## WHAT THE TASK REQUIRES
Although the entries contain pictures, the copy should hold only their exact text.

## DATA PROVIDED
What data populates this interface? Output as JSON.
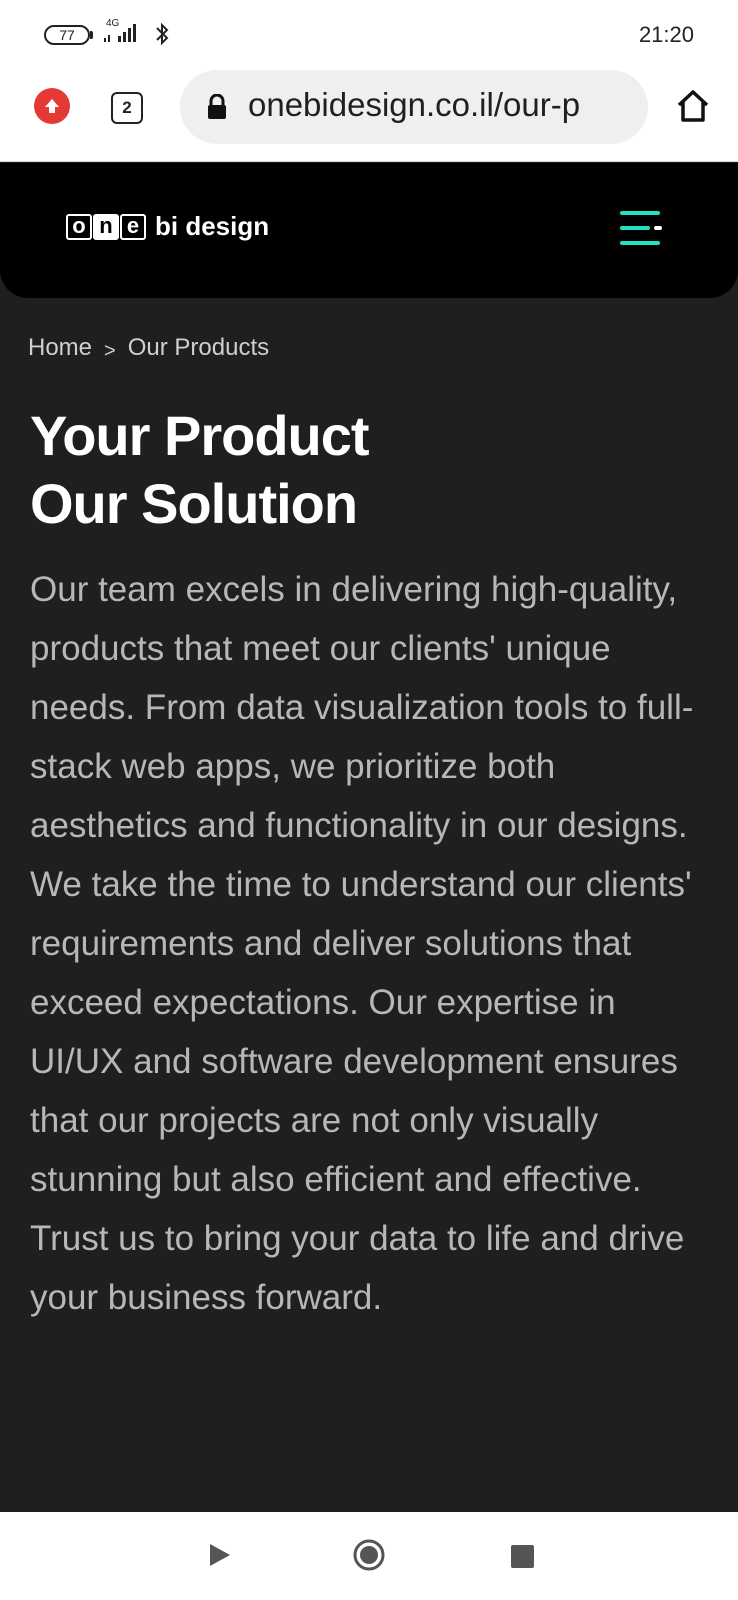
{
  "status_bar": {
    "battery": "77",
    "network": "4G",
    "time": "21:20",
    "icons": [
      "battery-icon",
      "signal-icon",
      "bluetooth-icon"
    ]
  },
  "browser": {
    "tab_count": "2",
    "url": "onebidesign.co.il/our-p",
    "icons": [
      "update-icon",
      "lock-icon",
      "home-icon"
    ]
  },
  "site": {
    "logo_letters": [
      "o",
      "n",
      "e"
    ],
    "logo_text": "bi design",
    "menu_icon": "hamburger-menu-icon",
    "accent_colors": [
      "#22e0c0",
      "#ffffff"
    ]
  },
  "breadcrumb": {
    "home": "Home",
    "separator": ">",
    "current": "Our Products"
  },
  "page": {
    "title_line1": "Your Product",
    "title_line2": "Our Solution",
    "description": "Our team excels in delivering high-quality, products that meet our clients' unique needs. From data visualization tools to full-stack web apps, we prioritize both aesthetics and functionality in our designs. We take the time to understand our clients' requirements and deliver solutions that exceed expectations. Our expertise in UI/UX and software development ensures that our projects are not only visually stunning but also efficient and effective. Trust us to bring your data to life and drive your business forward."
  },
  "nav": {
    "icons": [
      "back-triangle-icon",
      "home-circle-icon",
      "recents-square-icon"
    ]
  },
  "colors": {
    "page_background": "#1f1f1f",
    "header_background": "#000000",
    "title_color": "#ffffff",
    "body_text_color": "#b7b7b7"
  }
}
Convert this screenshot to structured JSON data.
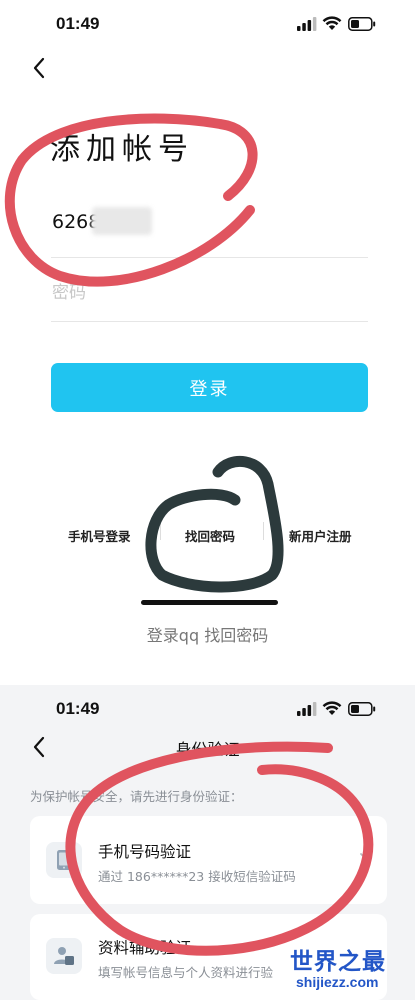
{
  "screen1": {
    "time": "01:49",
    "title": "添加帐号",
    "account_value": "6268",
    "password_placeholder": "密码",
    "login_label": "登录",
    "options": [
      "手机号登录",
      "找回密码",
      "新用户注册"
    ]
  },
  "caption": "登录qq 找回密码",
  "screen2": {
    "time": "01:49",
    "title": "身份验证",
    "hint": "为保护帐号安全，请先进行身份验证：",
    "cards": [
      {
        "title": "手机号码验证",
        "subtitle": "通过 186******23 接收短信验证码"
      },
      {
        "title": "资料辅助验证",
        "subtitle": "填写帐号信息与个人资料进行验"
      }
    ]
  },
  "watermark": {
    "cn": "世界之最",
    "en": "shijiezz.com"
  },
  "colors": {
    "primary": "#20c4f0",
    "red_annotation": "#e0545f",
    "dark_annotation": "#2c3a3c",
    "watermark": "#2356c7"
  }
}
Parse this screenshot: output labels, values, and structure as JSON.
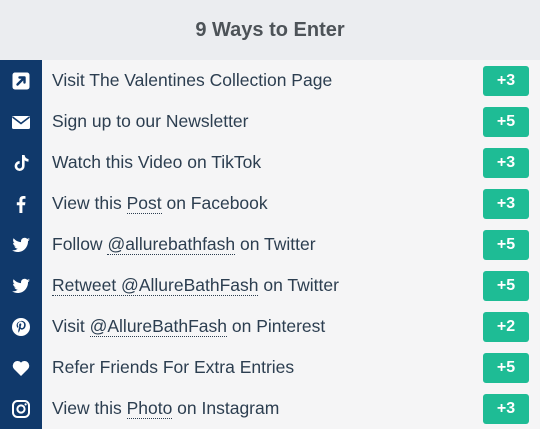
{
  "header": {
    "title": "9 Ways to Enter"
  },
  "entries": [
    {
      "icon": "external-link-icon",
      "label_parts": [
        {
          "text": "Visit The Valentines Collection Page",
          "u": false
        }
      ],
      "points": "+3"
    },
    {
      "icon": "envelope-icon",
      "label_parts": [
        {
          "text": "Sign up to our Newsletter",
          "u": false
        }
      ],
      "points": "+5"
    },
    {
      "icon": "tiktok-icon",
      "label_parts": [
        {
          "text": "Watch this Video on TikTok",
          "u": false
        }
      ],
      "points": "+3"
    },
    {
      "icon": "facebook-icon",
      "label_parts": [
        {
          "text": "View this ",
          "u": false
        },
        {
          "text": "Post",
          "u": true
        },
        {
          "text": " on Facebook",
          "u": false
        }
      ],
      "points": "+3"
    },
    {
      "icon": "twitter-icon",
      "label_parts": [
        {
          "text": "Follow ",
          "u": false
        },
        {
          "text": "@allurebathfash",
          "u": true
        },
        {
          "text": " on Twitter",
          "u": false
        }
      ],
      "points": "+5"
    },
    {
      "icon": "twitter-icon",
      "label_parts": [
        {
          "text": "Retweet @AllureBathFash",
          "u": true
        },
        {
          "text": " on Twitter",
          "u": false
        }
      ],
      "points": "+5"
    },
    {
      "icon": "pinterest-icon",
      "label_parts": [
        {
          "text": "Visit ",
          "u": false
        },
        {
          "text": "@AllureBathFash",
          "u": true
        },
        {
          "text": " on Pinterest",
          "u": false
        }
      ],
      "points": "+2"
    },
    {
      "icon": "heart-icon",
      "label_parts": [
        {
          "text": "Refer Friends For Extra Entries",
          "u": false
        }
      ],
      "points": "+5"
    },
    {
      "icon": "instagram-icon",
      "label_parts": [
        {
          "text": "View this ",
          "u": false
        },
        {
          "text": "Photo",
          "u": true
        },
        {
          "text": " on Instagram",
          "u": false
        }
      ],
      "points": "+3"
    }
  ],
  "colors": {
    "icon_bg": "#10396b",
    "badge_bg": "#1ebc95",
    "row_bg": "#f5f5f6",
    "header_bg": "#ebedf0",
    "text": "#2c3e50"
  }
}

## OUTPUT
What data populates this interface? Output as JSON.
{
  "status_bar": {
    "battery": "77",
    "network": "4G",
    "time": "21:20",
    "icons": [
      "battery-icon",
      "signal-icon",
      "bluetooth-icon"
    ]
  },
  "browser": {
    "tab_count": "2",
    "url": "onebidesign.co.il/our-p",
    "icons": [
      "update-icon",
      "lock-icon",
      "home-icon"
    ]
  },
  "site": {
    "logo_letters": [
      "o",
      "n",
      "e"
    ],
    "logo_text": "bi design",
    "menu_icon": "hamburger-menu-icon",
    "accent_colors": [
      "#22e0c0",
      "#ffffff"
    ]
  },
  "breadcrumb": {
    "home": "Home",
    "separator": ">",
    "current": "Our Products"
  },
  "page": {
    "title_line1": "Your Product",
    "title_line2": "Our Solution",
    "description": "Our team excels in delivering high-quality, products that meet our clients' unique needs. From data visualization tools to full-stack web apps, we prioritize both aesthetics and functionality in our designs. We take the time to understand our clients' requirements and deliver solutions that exceed expectations. Our expertise in UI/UX and software development ensures that our projects are not only visually stunning but also efficient and effective. Trust us to bring your data to life and drive your business forward."
  },
  "nav": {
    "icons": [
      "back-triangle-icon",
      "home-circle-icon",
      "recents-square-icon"
    ]
  },
  "colors": {
    "page_background": "#1f1f1f",
    "header_background": "#000000",
    "title_color": "#ffffff",
    "body_text_color": "#b7b7b7"
  }
}
Convert this screenshot to structured JSON data.
{
  "screen1": {
    "time": "01:49",
    "title": "添加帐号",
    "account_value": "6268",
    "password_placeholder": "密码",
    "login_label": "登录",
    "options": [
      "手机号登录",
      "找回密码",
      "新用户注册"
    ]
  },
  "caption": "登录qq 找回密码",
  "screen2": {
    "time": "01:49",
    "title": "身份验证",
    "hint": "为保护帐号安全，请先进行身份验证：",
    "cards": [
      {
        "title": "手机号码验证",
        "subtitle": "通过 186******23 接收短信验证码"
      },
      {
        "title": "资料辅助验证",
        "subtitle": "填写帐号信息与个人资料进行验"
      }
    ]
  },
  "watermark": {
    "cn": "世界之最",
    "en": "shijiezz.com"
  },
  "colors": {
    "primary": "#20c4f0",
    "red_annotation": "#e0545f",
    "dark_annotation": "#2c3a3c",
    "watermark": "#2356c7"
  }
}
Parse this screenshot: output labels, values, and structure as JSON.
{
  "header": {
    "title": "9 Ways to Enter"
  },
  "entries": [
    {
      "icon": "external-link-icon",
      "label_parts": [
        {
          "text": "Visit The Valentines Collection Page",
          "u": false
        }
      ],
      "points": "+3"
    },
    {
      "icon": "envelope-icon",
      "label_parts": [
        {
          "text": "Sign up to our Newsletter",
          "u": false
        }
      ],
      "points": "+5"
    },
    {
      "icon": "tiktok-icon",
      "label_parts": [
        {
          "text": "Watch this Video on TikTok",
          "u": false
        }
      ],
      "points": "+3"
    },
    {
      "icon": "facebook-icon",
      "label_parts": [
        {
          "text": "View this ",
          "u": false
        },
        {
          "text": "Post",
          "u": true
        },
        {
          "text": " on Facebook",
          "u": false
        }
      ],
      "points": "+3"
    },
    {
      "icon": "twitter-icon",
      "label_parts": [
        {
          "text": "Follow ",
          "u": false
        },
        {
          "text": "@allurebathfash",
          "u": true
        },
        {
          "text": " on Twitter",
          "u": false
        }
      ],
      "points": "+5"
    },
    {
      "icon": "twitter-icon",
      "label_parts": [
        {
          "text": "Retweet @AllureBathFash",
          "u": true
        },
        {
          "text": " on Twitter",
          "u": false
        }
      ],
      "points": "+5"
    },
    {
      "icon": "pinterest-icon",
      "label_parts": [
        {
          "text": "Visit ",
          "u": false
        },
        {
          "text": "@AllureBathFash",
          "u": true
        },
        {
          "text": " on Pinterest",
          "u": false
        }
      ],
      "points": "+2"
    },
    {
      "icon": "heart-icon",
      "label_parts": [
        {
          "text": "Refer Friends For Extra Entries",
          "u": false
        }
      ],
      "points": "+5"
    },
    {
      "icon": "instagram-icon",
      "label_parts": [
        {
          "text": "View this ",
          "u": false
        },
        {
          "text": "Photo",
          "u": true
        },
        {
          "text": " on Instagram",
          "u": false
        }
      ],
      "points": "+3"
    }
  ],
  "colors": {
    "icon_bg": "#10396b",
    "badge_bg": "#1ebc95",
    "row_bg": "#f5f5f6",
    "header_bg": "#ebedf0",
    "text": "#2c3e50"
  }
}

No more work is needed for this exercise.